Australia has denied famed abuser Chris Brown’s visa application on character grounds, which stands to prevent him from giving scheduled performances in Sydney, Melbourne, Brisbane, and Perth. When Brown pleaded guilty to felony assault and making criminal threats against Rihanna in 2009, he dodged jail time in favor of probation, counseling, and community service. Those who called for a harsher sentence can count this weekend’s news as some evidence that his punishment didn't end there.
Though Brown has toured in Australia twice since his 2009 conviction, in 2011 and 2012, the country has since cracked down on foreign abusers of women. In February, Australia denied entry to boxer Floyd Mayweather, who has been convicted of battery against his female partners on several occasions. Late last year, the country revoked the visa of Swiss-born, U.S.-based “pick up artist” Julien Blanc and refused a temporary visa request from Dan Bilzerian, a poker player and Instagram degenerate who’d been videotaped appearing to kick a woman in the head.
“People need to understand if you are going to commit domestic violence and then you want to travel around the world, there are going to be countries that say to you, ‘You cannot come in because you are not of the character we expect in Australia,’ ” said Minister for Employment and Minister for Women Michaelia Cash of her recommendation to the immigration minister to reject Brown’s application.
Several other countries have character or morality stipulations in their visa codes, though they’re often applied with ample room for discretion. Paris Hilton was turned away at a Japanese airport because of a drug conviction. Martha Stewart was refused entry into the U.K. for her criminal activity. Russia denied a visa to Selena Gomez, forcing her to cancel two shows, on the mere threat from activists who were lobbying Gomez to speak out against the country’s anti-gay laws at her concerts in St. Petersburg and Moscow.
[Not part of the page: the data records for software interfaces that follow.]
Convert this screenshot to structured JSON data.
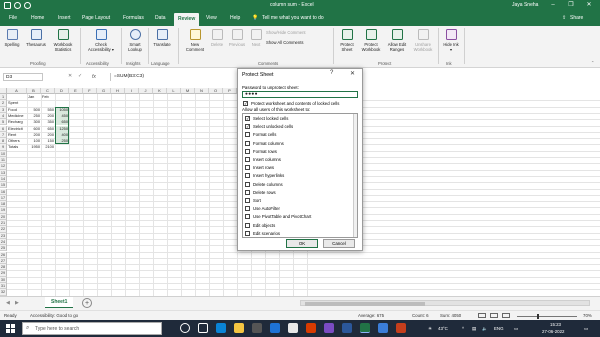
{
  "titlebar": {
    "autosave_label": "",
    "document_title": "column sum - Excel",
    "search_placeholder": "Search",
    "user_name": "Jaya Sneha",
    "minimize": "–",
    "maximize": "❐",
    "close": "✕"
  },
  "tabs": [
    "File",
    "Home",
    "Insert",
    "Page Layout",
    "Formulas",
    "Data",
    "Review",
    "View",
    "Help"
  ],
  "active_tab": "Review",
  "tell_me": "Tell me what you want to do",
  "share": "Share",
  "ribbon": {
    "spelling": "Spelling",
    "thesaurus": "Thesaurus",
    "workbook_statistics": "Workbook Statistics",
    "group_proofing": "Proofing",
    "check_accessibility": "Check Accessibility ▾",
    "group_accessibility": "Accessibility",
    "smart_lookup": "Smart Lookup",
    "group_insights": "Insights",
    "translate": "Translate",
    "group_language": "Language",
    "new_comment": "New Comment",
    "delete": "Delete",
    "previous": "Previous",
    "next": "Next",
    "show_hide_comment": "Show/Hide Comment",
    "show_all_comments": "Show All Comments",
    "group_comments": "Comments",
    "protect_sheet": "Protect Sheet",
    "protect_workbook": "Protect Workbook",
    "allow_edit_ranges": "Allow Edit Ranges",
    "unshare_workbook": "Unshare Workbook",
    "group_protect": "Protect",
    "hide_ink": "Hide Ink ▾",
    "group_ink": "Ink"
  },
  "formula_bar": {
    "name_box": "D3",
    "fx": "fx",
    "formula": "=SUM(B3:C3)"
  },
  "sheet": {
    "columns": [
      "A",
      "B",
      "C",
      "D",
      "E",
      "F",
      "G",
      "H",
      "I",
      "J",
      "K",
      "L",
      "M",
      "N",
      "O",
      "P",
      "Q",
      "R",
      "S",
      "T",
      "U"
    ],
    "rows": [
      "1",
      "2",
      "3",
      "4",
      "5",
      "6",
      "7",
      "8",
      "9",
      "10",
      "11",
      "12",
      "13",
      "14",
      "15",
      "16",
      "17",
      "18",
      "19",
      "20",
      "21",
      "22",
      "23",
      "24",
      "25",
      "26",
      "27",
      "28",
      "29",
      "30",
      "31",
      "32"
    ],
    "header_row": [
      "",
      "Jan",
      "Feb",
      ""
    ],
    "data": [
      [
        "Spent",
        "",
        "",
        ""
      ],
      [
        "Food",
        "500",
        "550",
        "1050"
      ],
      [
        "Medicine",
        "250",
        "200",
        "450"
      ],
      [
        "Recharg",
        "300",
        "350",
        "650"
      ],
      [
        "Electricit",
        "600",
        "650",
        "1250"
      ],
      [
        "Rent",
        "200",
        "200",
        "400"
      ],
      [
        "Others",
        "100",
        "150",
        "250"
      ],
      [
        "Totals",
        "1950",
        "2100",
        ""
      ]
    ]
  },
  "sheet_tabs": {
    "active": "Sheet1",
    "add": "+"
  },
  "statusbar": {
    "ready": "Ready",
    "accessibility": "Accessibility: Good to go",
    "average": "Average: 675",
    "count": "Count: 6",
    "sum": "Sum: 4050",
    "zoom": "70%"
  },
  "taskbar": {
    "search_placeholder": "Type here to search",
    "weather": "43°C",
    "lang": "ENG",
    "time": "15:23",
    "date": "27-06-2022"
  },
  "dialog": {
    "title": "Protect Sheet",
    "help": "?",
    "close": "✕",
    "password_label": "Password to unprotect sheet:",
    "password_value": "●●●●",
    "protect_label": "Protect worksheet and contents of locked cells",
    "protect_checked": true,
    "allow_label": "Allow all users of this worksheet to:",
    "permissions": [
      {
        "label": "Select locked cells",
        "checked": true
      },
      {
        "label": "Select unlocked cells",
        "checked": true
      },
      {
        "label": "Format cells",
        "checked": false
      },
      {
        "label": "Format columns",
        "checked": false
      },
      {
        "label": "Format rows",
        "checked": false
      },
      {
        "label": "Insert columns",
        "checked": false
      },
      {
        "label": "Insert rows",
        "checked": false
      },
      {
        "label": "Insert hyperlinks",
        "checked": false
      },
      {
        "label": "Delete columns",
        "checked": false
      },
      {
        "label": "Delete rows",
        "checked": false
      },
      {
        "label": "Sort",
        "checked": false
      },
      {
        "label": "Use AutoFilter",
        "checked": false
      },
      {
        "label": "Use PivotTable and PivotChart",
        "checked": false
      },
      {
        "label": "Edit objects",
        "checked": false
      },
      {
        "label": "Edit scenarios",
        "checked": false
      }
    ],
    "ok": "OK",
    "cancel": "Cancel"
  },
  "colors": {
    "excel_green": "#217346",
    "selection_fill": "#d9e8dd",
    "taskbar": "#1f2a3a"
  }
}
The U.S. has denied entry to pop stars like Boy George, who’d been charged with false imprisonment of a sex worker in London; M.I.A., whose public comments and lyrics were interpreted as potential terrorist threats; and Amy Winehouse, who couldn’t accept her 2008 Grammy in person due to drug charges. Even a simple drug habit is enough to keep a potential visitor from crossing the U.S. border: People with multiple criminal convictions on their records, including those involving “moral turpitude,” such as spousal abuse and rape, can apply for an entry waiver. Drug abusers, like spies and Nazis, cannot.
Australia automatically bans any visa applicant who’s been sentenced to a year or more in prison for one crime, or a total of more than two years for multiple crimes. Brown didn’t pass that preset threshold, making Australia’s Brown embargo a bold statement to other nations on the severity of his crimes, which include a second assault conviction for attacking a man outside a Washington hotel.
Brown has 28 days to appeal the immigration minister’s decision. A statement posted on a Ticketek, where tickets for his Australian shows went on sale earlier Monday, indicates that his management might take that route: “We … have faith that a decision will be made with the full consideration of his continued personal growth, on-going philanthropic endeavours and desire to perform for his fans.” Whether or not Brown actually poses a threat to the Australian population—who could consider his continued violent behavior to decide for themselves—the country’s stand against intimate-partner violence sends a clear message to other abusers: Your right to travel the world is not absolute.